Listed entries below:
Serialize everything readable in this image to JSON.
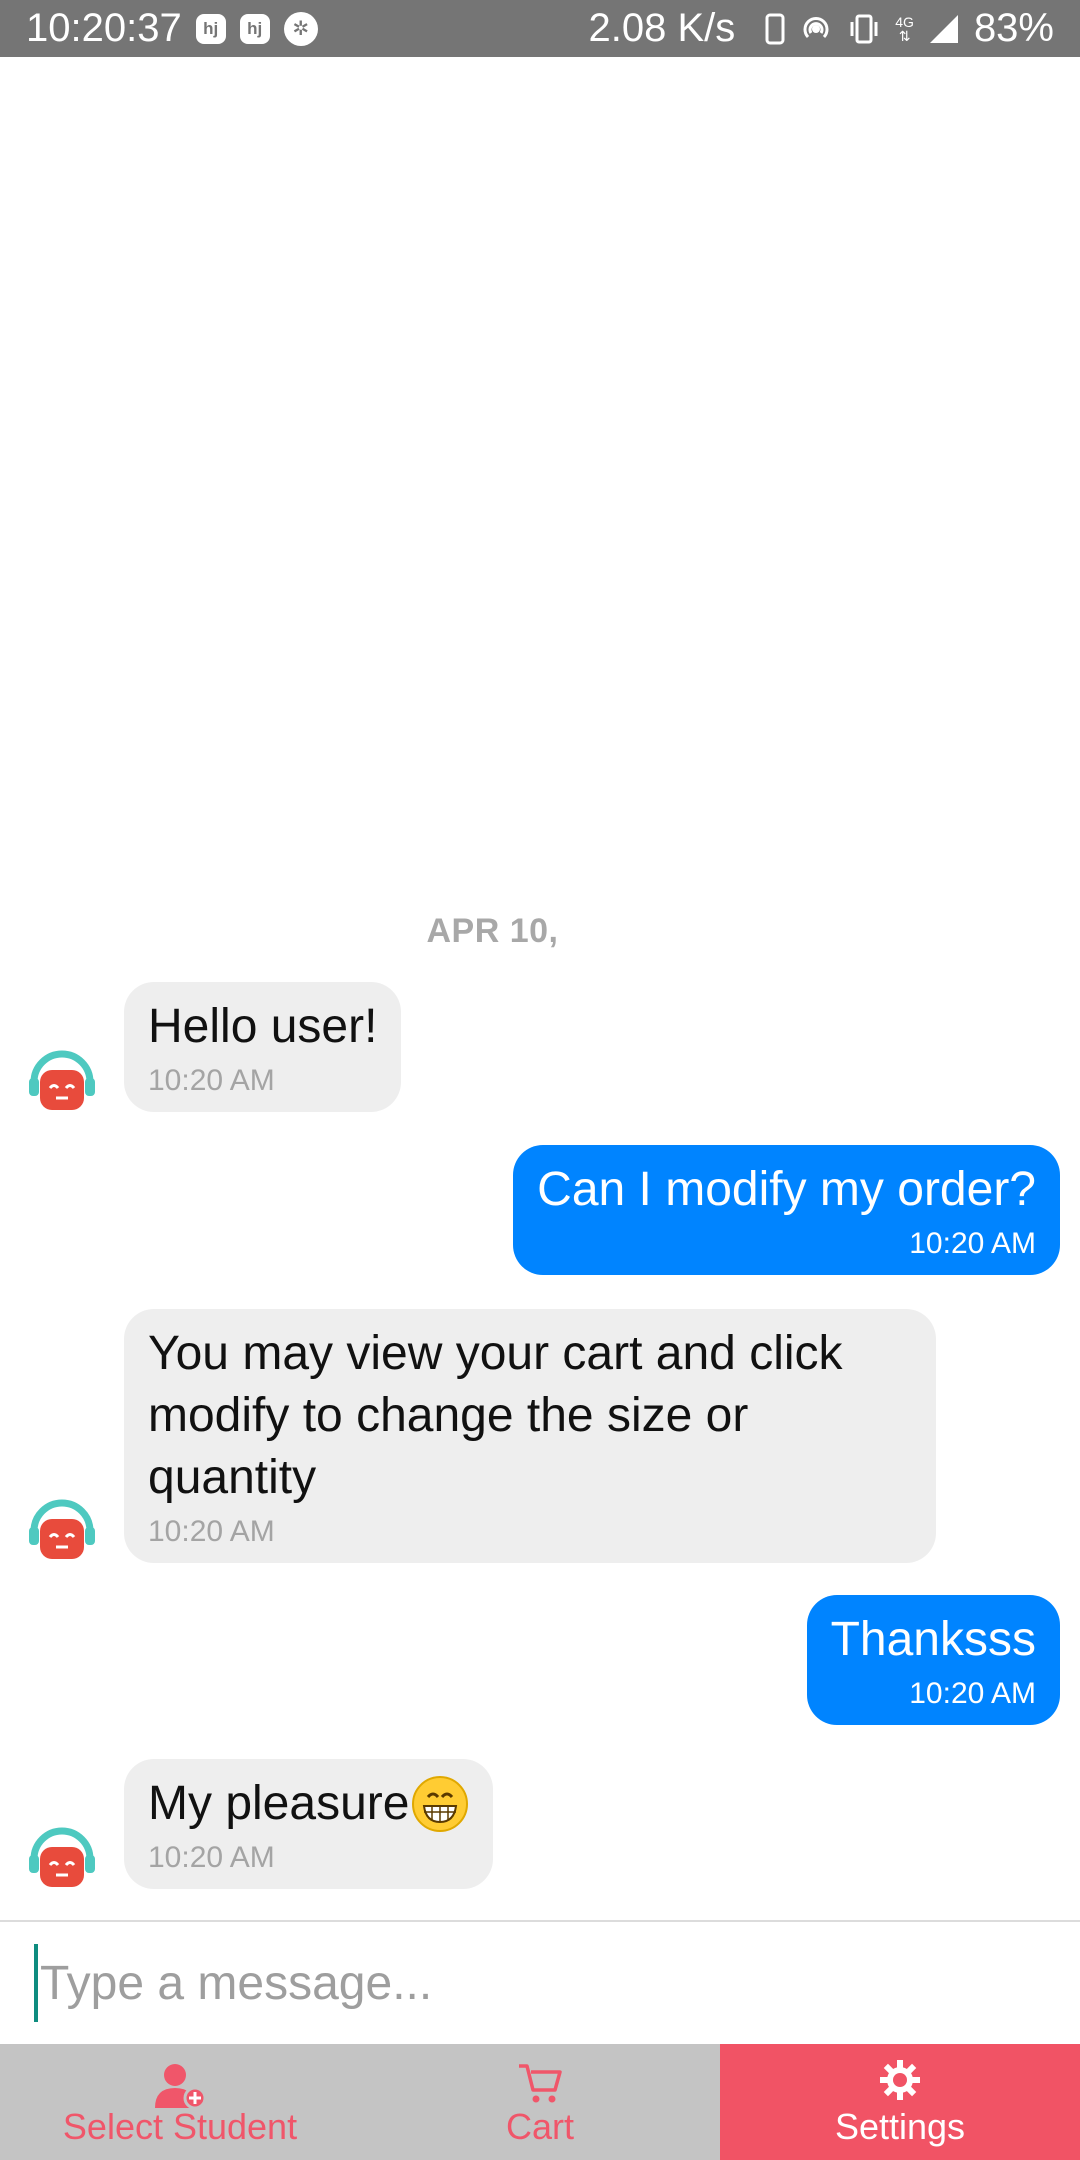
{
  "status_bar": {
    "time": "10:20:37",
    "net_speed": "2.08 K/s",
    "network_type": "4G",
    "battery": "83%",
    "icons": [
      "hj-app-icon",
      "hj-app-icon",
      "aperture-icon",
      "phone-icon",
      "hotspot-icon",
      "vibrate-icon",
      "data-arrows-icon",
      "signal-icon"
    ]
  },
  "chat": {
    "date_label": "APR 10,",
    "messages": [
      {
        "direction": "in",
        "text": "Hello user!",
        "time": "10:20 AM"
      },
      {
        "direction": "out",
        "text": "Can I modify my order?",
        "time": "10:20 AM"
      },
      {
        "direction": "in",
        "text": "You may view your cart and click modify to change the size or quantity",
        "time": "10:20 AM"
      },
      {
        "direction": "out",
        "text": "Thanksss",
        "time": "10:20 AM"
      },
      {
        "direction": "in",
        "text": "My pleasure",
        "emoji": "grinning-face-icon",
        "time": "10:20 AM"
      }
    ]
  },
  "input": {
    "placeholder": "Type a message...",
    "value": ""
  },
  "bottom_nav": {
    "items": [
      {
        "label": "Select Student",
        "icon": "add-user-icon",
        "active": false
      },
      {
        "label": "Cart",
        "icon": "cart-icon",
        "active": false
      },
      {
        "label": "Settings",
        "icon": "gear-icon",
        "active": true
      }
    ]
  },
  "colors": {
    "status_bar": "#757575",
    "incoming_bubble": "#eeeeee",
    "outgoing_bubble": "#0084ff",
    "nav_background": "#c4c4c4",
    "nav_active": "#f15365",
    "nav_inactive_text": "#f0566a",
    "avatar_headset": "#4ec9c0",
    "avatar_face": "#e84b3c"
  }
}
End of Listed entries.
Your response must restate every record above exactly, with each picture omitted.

Serialize everything readable in this image to JSON.
{
  "status_bar": {
    "time": "10:20:37",
    "net_speed": "2.08 K/s",
    "network_type": "4G",
    "battery": "83%",
    "icons": [
      "hj-app-icon",
      "hj-app-icon",
      "aperture-icon",
      "phone-icon",
      "hotspot-icon",
      "vibrate-icon",
      "data-arrows-icon",
      "signal-icon"
    ]
  },
  "chat": {
    "date_label": "APR 10,",
    "messages": [
      {
        "direction": "in",
        "text": "Hello user!",
        "time": "10:20 AM"
      },
      {
        "direction": "out",
        "text": "Can I modify my order?",
        "time": "10:20 AM"
      },
      {
        "direction": "in",
        "text": "You may view your cart and click modify to change the size or quantity",
        "time": "10:20 AM"
      },
      {
        "direction": "out",
        "text": "Thanksss",
        "time": "10:20 AM"
      },
      {
        "direction": "in",
        "text": "My pleasure",
        "emoji": "grinning-face-icon",
        "time": "10:20 AM"
      }
    ]
  },
  "input": {
    "placeholder": "Type a message...",
    "value": ""
  },
  "bottom_nav": {
    "items": [
      {
        "label": "Select Student",
        "icon": "add-user-icon",
        "active": false
      },
      {
        "label": "Cart",
        "icon": "cart-icon",
        "active": false
      },
      {
        "label": "Settings",
        "icon": "gear-icon",
        "active": true
      }
    ]
  },
  "colors": {
    "status_bar": "#757575",
    "incoming_bubble": "#eeeeee",
    "outgoing_bubble": "#0084ff",
    "nav_background": "#c4c4c4",
    "nav_active": "#f15365",
    "nav_inactive_text": "#f0566a",
    "avatar_headset": "#4ec9c0",
    "avatar_face": "#e84b3c"
  }
}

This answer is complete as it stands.